The three council members of color expressed concern that passing a resolution condemning systemic racism discussing police brutality without making forward progress on actually putting a review board together made the condemnation hollow.
“Now it’s time to act,” said City Councilman Mo Seifeldein, who authored the resolution. “We’re trying to do something in action that is so basic and fundamental to government and democracy, and it’s being met with bureaucracy and red tape and other sentiments that don’t make much sense.”
Councilman Canek Aguirre said at the several vigils held over the last few weeks in Alexandria it was reiterated that talk is cheap and many Alexandrians are demanding action.
Councilman John Chapman said he remembered having similar conversations in 2010 and 2011 with the NAACP.
“In my view it is better to bring it this way and have some thoughtful conversation around it [as opposed to] a higher agency telling us we have to implement it,” Chapman said. “This is an opportunity to provide governing and transparency to an area most residents and citizens don’t fully understand.”
The Council acquiesced, but Seifeldein made it clear that the final result must be something that works as an arm of the City Council, not as a project of the City Manager and law enforcement.
Staff photo by James Cullum
Alexandria Police are investigating an assault that put an Alexandria minor with non-life-threatening injuries on June 3 in the Del Ray/Rosemont area.
The incident, which was first reported by the Alexandria Times, occurred at around 10 p.m. in the area of Russell Road and Rosecrest Avenue.

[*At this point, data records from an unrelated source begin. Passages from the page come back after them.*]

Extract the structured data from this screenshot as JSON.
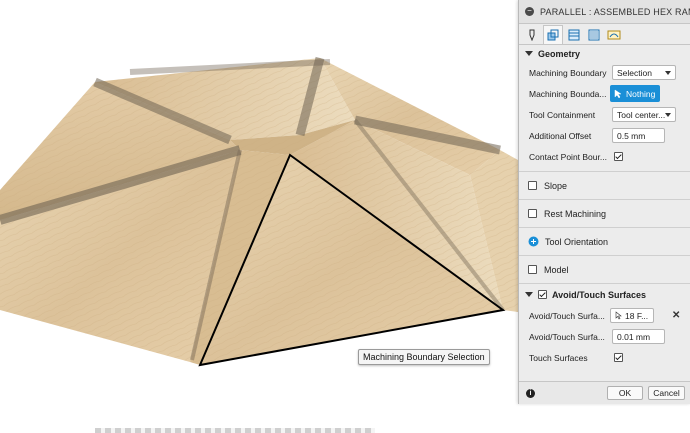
{
  "window": {
    "title": "PARALLEL : ASSEMBLED HEX RAMP FINISH"
  },
  "tooltip": "Machining Boundary Selection",
  "tabs": [
    {
      "name": "tool",
      "icon": "tool-icon"
    },
    {
      "name": "geometry",
      "icon": "geometry-icon"
    },
    {
      "name": "heights",
      "icon": "heights-icon"
    },
    {
      "name": "passes",
      "icon": "passes-icon"
    },
    {
      "name": "linking",
      "icon": "linking-icon"
    }
  ],
  "geometry": {
    "header": "Geometry",
    "machining_boundary": {
      "label": "Machining Boundary",
      "value": "Selection"
    },
    "boundary_selection": {
      "label": "Machining Bounda...",
      "value": "Nothing"
    },
    "tool_containment": {
      "label": "Tool Containment",
      "value": "Tool center..."
    },
    "additional_offset": {
      "label": "Additional Offset",
      "value": "0.5 mm"
    },
    "contact_point": {
      "label": "Contact Point Bour...",
      "checked": true
    }
  },
  "sections": {
    "slope": "Slope",
    "rest_machining": "Rest Machining",
    "tool_orientation": "Tool Orientation",
    "model": "Model"
  },
  "avoid": {
    "header": "Avoid/Touch Surfaces",
    "checked": true,
    "surfaces": {
      "label": "Avoid/Touch Surfa...",
      "value": "18 F..."
    },
    "clearance": {
      "label": "Avoid/Touch Surfa...",
      "value": "0.01 mm"
    },
    "touch": {
      "label": "Touch Surfaces",
      "checked": true
    }
  },
  "footer": {
    "ok": "OK",
    "cancel": "Cancel"
  },
  "colors": {
    "accent": "#1a8fd7",
    "wood": "#ddc49e",
    "selection_outline": "#000000"
  }
}
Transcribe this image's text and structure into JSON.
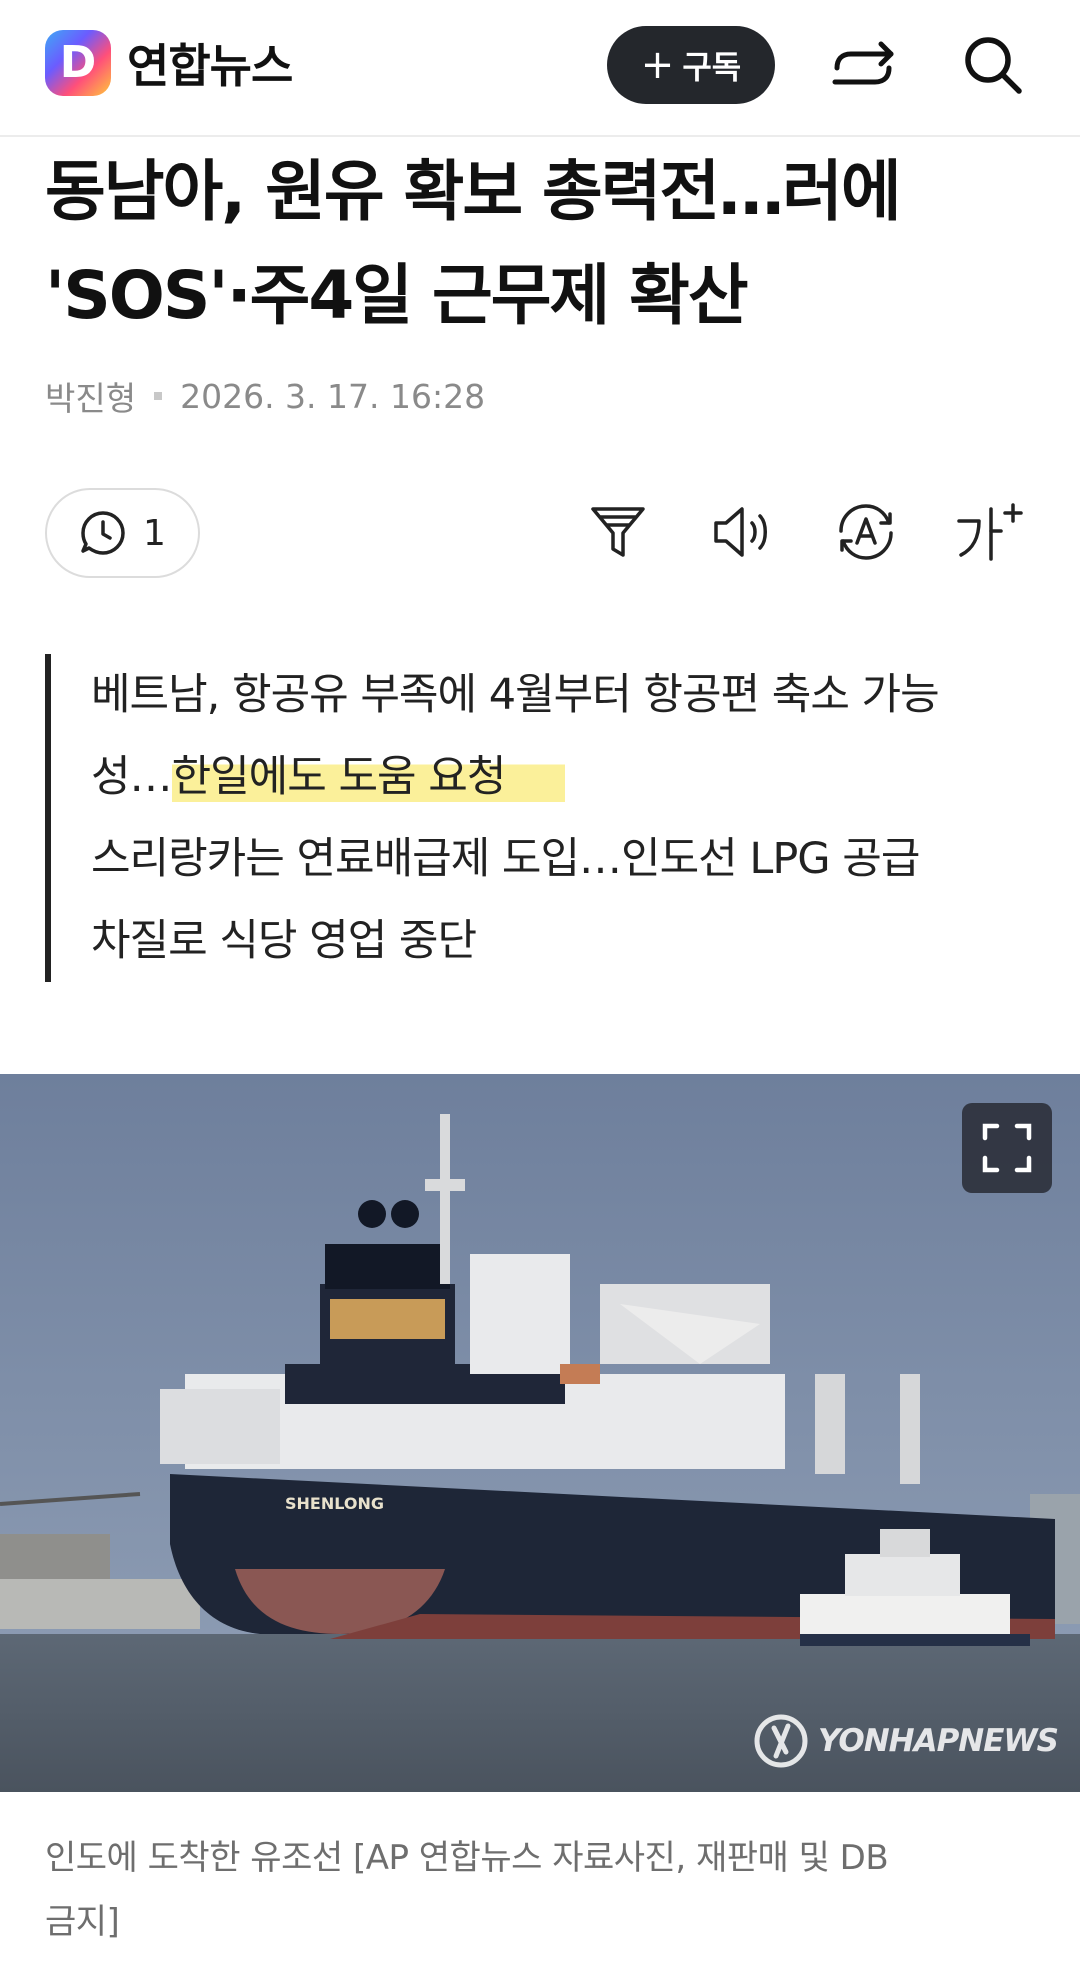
{
  "header": {
    "logo_letter": "D",
    "logo_text": "연합뉴스",
    "subscribe_label": "구독",
    "subscribe_plus": "+",
    "share_icon": "share-icon",
    "search_icon": "search-icon"
  },
  "article": {
    "title_line1": "동남아, 원유 확보 총력전…러에",
    "title_line2": "'SOS'·주4일 근무제 확산",
    "author": "박진형",
    "datetime": "2026. 3. 17. 16:28"
  },
  "toolbar": {
    "comment_count": "1",
    "icons": [
      "comment-icon",
      "filter-icon",
      "speaker-icon",
      "translate-icon",
      "font-size-icon"
    ],
    "font_size_label": "가"
  },
  "summary": {
    "line1": "베트남, 항공유 부족에 4월부터 항공편 축소 가능",
    "line2_plain": "성…",
    "line2_highlight": "한일에도 도움 요청",
    "line3": "스리랑카는 연료배급제 도입…인도선 LPG 공급",
    "line4": "차질로 식당 영업 중단"
  },
  "photo": {
    "ship_name": "SHENLONG",
    "watermark": "YONHAPNEWS",
    "caption_line1": "인도에 도착한 유조선 [AP 연합뉴스 자료사진, 재판매 및 DB",
    "caption_line2": "금지]"
  },
  "colors": {
    "highlight": "#fbf09a",
    "subscribe_bg": "#24272c",
    "meta_text": "#8a8a8a"
  }
}
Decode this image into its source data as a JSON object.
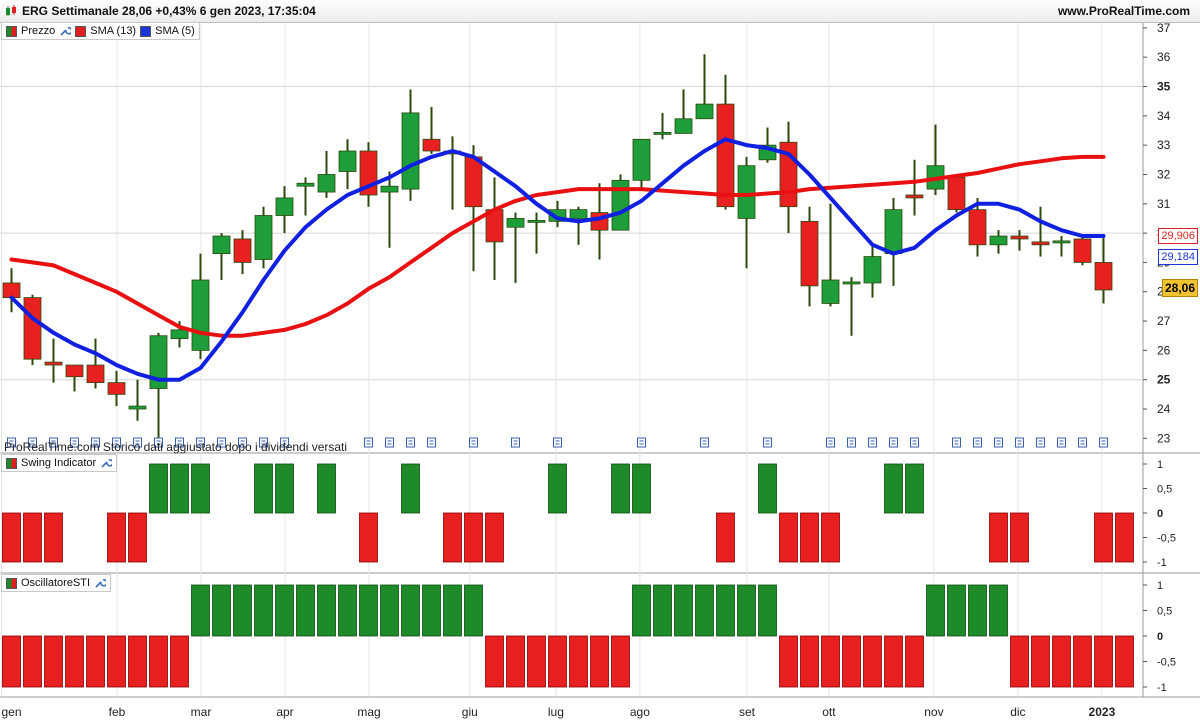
{
  "header": {
    "title": "ERG Settimanale 28,06 +0,43% 6 gen 2023, 17:35:04",
    "site": "www.ProRealTime.com"
  },
  "legends": {
    "price": "Prezzo",
    "sma13": "SMA (13)",
    "sma5": "SMA (5)",
    "swing": "Swing Indicator",
    "osc": "OscillatoreSTI"
  },
  "note": "ProRealTime.com Storico dati aggiustato dopo i dividendi versati",
  "tags": {
    "sma13": "29,906",
    "sma5": "29,184",
    "last": "28,06"
  },
  "colors": {
    "up": "#1e9e3a",
    "down": "#e82020",
    "sma13": "#e81010",
    "sma5": "#1020e0"
  },
  "chart_data": [
    {
      "type": "candlestick",
      "title": "Prezzo",
      "y_ticks": [
        23,
        24,
        25,
        26,
        27,
        28,
        29,
        30,
        31,
        32,
        33,
        34,
        35,
        36,
        37
      ],
      "ylim": [
        22.5,
        37.2
      ],
      "x_ticks": [
        "gen",
        "feb",
        "mar",
        "apr",
        "mag",
        "giu",
        "lug",
        "ago",
        "set",
        "ott",
        "nov",
        "dic",
        "2023"
      ],
      "x_tick_weeks": [
        0,
        5.5,
        9.5,
        13.5,
        17.5,
        22.3,
        26.4,
        30.4,
        35.5,
        39.4,
        44.4,
        48.4,
        52.4
      ],
      "ohlc": [
        [
          28.3,
          28.8,
          27.3,
          27.8
        ],
        [
          27.8,
          27.9,
          25.5,
          25.7
        ],
        [
          25.6,
          26.4,
          24.9,
          25.5
        ],
        [
          25.5,
          25.5,
          24.6,
          25.1
        ],
        [
          25.5,
          26.4,
          24.7,
          24.9
        ],
        [
          24.9,
          25.3,
          24.1,
          24.5
        ],
        [
          24.0,
          25.0,
          23.6,
          24.1
        ],
        [
          24.7,
          26.6,
          23.0,
          26.5
        ],
        [
          26.4,
          27.0,
          26.1,
          26.7
        ],
        [
          26.0,
          29.3,
          25.7,
          28.4
        ],
        [
          29.3,
          30.0,
          28.4,
          29.9
        ],
        [
          29.8,
          30.1,
          28.6,
          29.0
        ],
        [
          29.1,
          30.9,
          28.8,
          30.6
        ],
        [
          30.6,
          31.6,
          30.0,
          31.2
        ],
        [
          31.6,
          31.9,
          30.6,
          31.7
        ],
        [
          31.4,
          32.8,
          31.2,
          32.0
        ],
        [
          32.1,
          33.2,
          31.5,
          32.8
        ],
        [
          32.8,
          33.1,
          30.9,
          31.3
        ],
        [
          31.4,
          32.1,
          29.5,
          31.6
        ],
        [
          31.5,
          34.9,
          31.1,
          34.1
        ],
        [
          33.2,
          34.3,
          32.7,
          32.8
        ],
        [
          32.8,
          33.3,
          30.8,
          32.7
        ],
        [
          32.6,
          33.0,
          28.7,
          30.9
        ],
        [
          30.8,
          31.9,
          28.4,
          29.7
        ],
        [
          30.2,
          30.7,
          28.3,
          30.5
        ],
        [
          30.4,
          30.7,
          29.3,
          30.4
        ],
        [
          30.4,
          31.1,
          30.2,
          30.8
        ],
        [
          30.5,
          30.9,
          29.6,
          30.8
        ],
        [
          30.7,
          31.7,
          29.1,
          30.1
        ],
        [
          30.1,
          32.0,
          30.2,
          31.8
        ],
        [
          31.8,
          33.2,
          31.5,
          33.2
        ],
        [
          33.4,
          34.1,
          33.2,
          33.4
        ],
        [
          33.4,
          34.9,
          33.4,
          33.9
        ],
        [
          33.9,
          36.1,
          33.9,
          34.4
        ],
        [
          34.4,
          35.4,
          30.8,
          30.9
        ],
        [
          30.5,
          32.6,
          28.8,
          32.3
        ],
        [
          32.5,
          33.6,
          32.4,
          33.0
        ],
        [
          33.1,
          33.8,
          30.0,
          30.9
        ],
        [
          30.4,
          30.9,
          27.5,
          28.2
        ],
        [
          27.6,
          31.0,
          27.5,
          28.4
        ],
        [
          28.3,
          28.5,
          26.5,
          28.3
        ],
        [
          28.3,
          29.6,
          27.8,
          29.2
        ],
        [
          29.3,
          31.2,
          28.2,
          30.8
        ],
        [
          31.3,
          32.5,
          30.6,
          31.2
        ],
        [
          31.5,
          33.7,
          31.3,
          32.3
        ],
        [
          31.9,
          32.0,
          30.7,
          30.8
        ],
        [
          30.8,
          31.2,
          29.2,
          29.6
        ],
        [
          29.6,
          30.1,
          29.3,
          29.9
        ],
        [
          29.9,
          30.1,
          29.4,
          29.8
        ],
        [
          29.7,
          30.9,
          29.2,
          29.6
        ],
        [
          29.7,
          29.9,
          29.2,
          29.7
        ],
        [
          29.8,
          29.9,
          28.9,
          29.0
        ],
        [
          29.0,
          29.9,
          27.6,
          28.06
        ]
      ],
      "sma13": [
        29.1,
        29.0,
        28.9,
        28.6,
        28.3,
        28.0,
        27.6,
        27.2,
        26.8,
        26.6,
        26.5,
        26.5,
        26.6,
        26.7,
        26.9,
        27.2,
        27.6,
        28.1,
        28.5,
        29.0,
        29.5,
        30.0,
        30.4,
        30.8,
        31.1,
        31.3,
        31.4,
        31.5,
        31.5,
        31.5,
        31.5,
        31.45,
        31.4,
        31.35,
        31.3,
        31.3,
        31.35,
        31.4,
        31.5,
        31.55,
        31.6,
        31.65,
        31.7,
        31.75,
        31.85,
        31.95,
        32.05,
        32.2,
        32.35,
        32.45,
        32.55,
        32.6,
        32.6
      ],
      "sma5": [
        27.8,
        27.1,
        26.6,
        26.2,
        25.9,
        25.5,
        25.2,
        25.0,
        25.0,
        25.4,
        26.3,
        27.3,
        28.4,
        29.4,
        30.2,
        30.8,
        31.3,
        31.6,
        31.9,
        32.3,
        32.6,
        32.8,
        32.6,
        32.1,
        31.6,
        31.0,
        30.5,
        30.4,
        30.5,
        30.7,
        31.1,
        31.7,
        32.3,
        32.8,
        33.2,
        33.0,
        32.9,
        32.7,
        32.0,
        31.2,
        30.4,
        29.6,
        29.3,
        29.5,
        30.1,
        30.6,
        31.0,
        31.0,
        30.8,
        30.4,
        30.1,
        29.9,
        29.9
      ],
      "sma13_last": 29.906,
      "sma5_last": 29.184,
      "last": 28.06
    },
    {
      "type": "bar",
      "title": "Swing Indicator",
      "y_ticks": [
        "1",
        "0,5",
        "0",
        "-0,5",
        "-1"
      ],
      "ylim": [
        -1,
        1
      ],
      "values": [
        -1,
        -1,
        -1,
        0,
        0,
        -1,
        -1,
        1,
        1,
        1,
        0,
        0,
        1,
        1,
        0,
        1,
        0,
        -1,
        0,
        1,
        0,
        -1,
        -1,
        -1,
        0,
        0,
        1,
        0,
        0,
        1,
        1,
        0,
        0,
        0,
        -1,
        0,
        1,
        -1,
        -1,
        -1,
        0,
        0,
        1,
        1,
        0,
        0,
        0,
        -1,
        -1,
        0,
        0,
        0,
        -1,
        -1
      ]
    },
    {
      "type": "bar",
      "title": "OscillatoreSTI",
      "y_ticks": [
        "1",
        "0,5",
        "0",
        "-0,5",
        "-1"
      ],
      "ylim": [
        -1,
        1
      ],
      "values": [
        -1,
        -1,
        -1,
        -1,
        -1,
        -1,
        -1,
        -1,
        -1,
        1,
        1,
        1,
        1,
        1,
        1,
        1,
        1,
        1,
        1,
        1,
        1,
        1,
        1,
        -1,
        -1,
        -1,
        -1,
        -1,
        -1,
        -1,
        1,
        1,
        1,
        1,
        1,
        1,
        1,
        -1,
        -1,
        -1,
        -1,
        -1,
        -1,
        -1,
        1,
        1,
        1,
        1,
        -1,
        -1,
        -1,
        -1,
        -1,
        -1
      ]
    }
  ]
}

The victim was jumped by two suspects while walking home from a friend’s house, according to Alexandria Police spokesman Lt. Courtney Ballantine.
The victim is a member of the T.C. Williams High School varsity baseball team, according to The Times. He was reportedly driven to the hospital by his father.
The suspects did not have weapons and full descriptions of their appearances are not available. Nothing was stolen from the victim and the investigation is ongoing, Ballantine said.